Skype is on your Mac on the table

next to the Malbec and ashtray,

next to the book that cost 120 pesos,

b/c you had to have Ulysses

in English. You’re in some town

where your name doesn’t exist

and they rename you, so you’re

never sure who they’re talking to.

The screen rings. It’s Big Logos.

He downloaded the thing. First

a garbled voice comes from

the keys then, “Can you hear me?”

By the power of gods in Estonia,

makers of software, haters of fees,

the voice says your name and he’s

not anyone, though anyone from

Terre Haute to Rome can Skype you,

he’s someone you know or knew.

Which tense to use? Then his face

appears by the folders, the clock,

the Firefox, his face on his body

in his bed 8,000 miles away

and he says, “Give me a hug.”

You both grab hold of your machines.

You show your eyeballs to each other,

all impressed with yourselves,

as if your eyeballs have not always

been on your head. “Good to see you,”

he says. “Can you look in my eyes?”

You try but you’re always looking off.

It’s sad but it feels good like you love

reading Ulysses and you love being

alone near the Martial Mountains.

He plays a cover of Bruce Springsteen

by Lucero, and what a rad band.

This is the life. This is your friend,

your friend from way back, though

let’s be honest, he was more

than that, and not to trouble you

with facts, he’s still more than that.

You’re so hot for technology.

This is better than IM. You can’t

get enough of his pixels and it must,

please tell me, it must add up,

all those hours spent listening

to Lucero, who is okay but,

let’s face it, not Springsteen,

and all those hours spent watching

Hulu together and now look at you,

staring at your screen, which is

not ringing, which will not ring.

It has always been just a screen.

You can’t blame it for that.

from The Book of GoodbyesFind it in the library

Copyright © BOA Editions, Ltd 2013
Used with the permission of The Permissions Company, Inc.
on behalf of BOA Editions LTD.

Published in Jillian Weise Poems

This program is supported in part by a grant from the Idaho Humanities Council, a State-based program of the National Endowment for the Humanities.
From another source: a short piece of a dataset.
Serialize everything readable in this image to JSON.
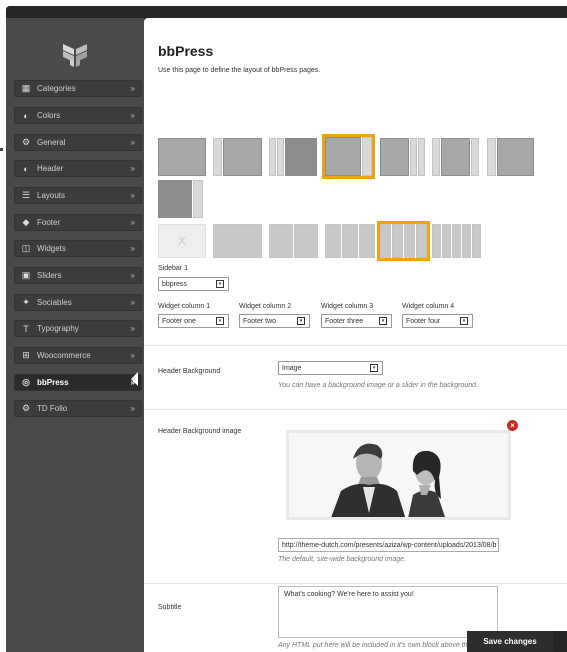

Any views, findings, conclusions, or recommendations expressed in this (publication, website, exhibit, etc.) do not necessarily represent those of the Idaho Humanities Council or the National Endowment for the Humanities.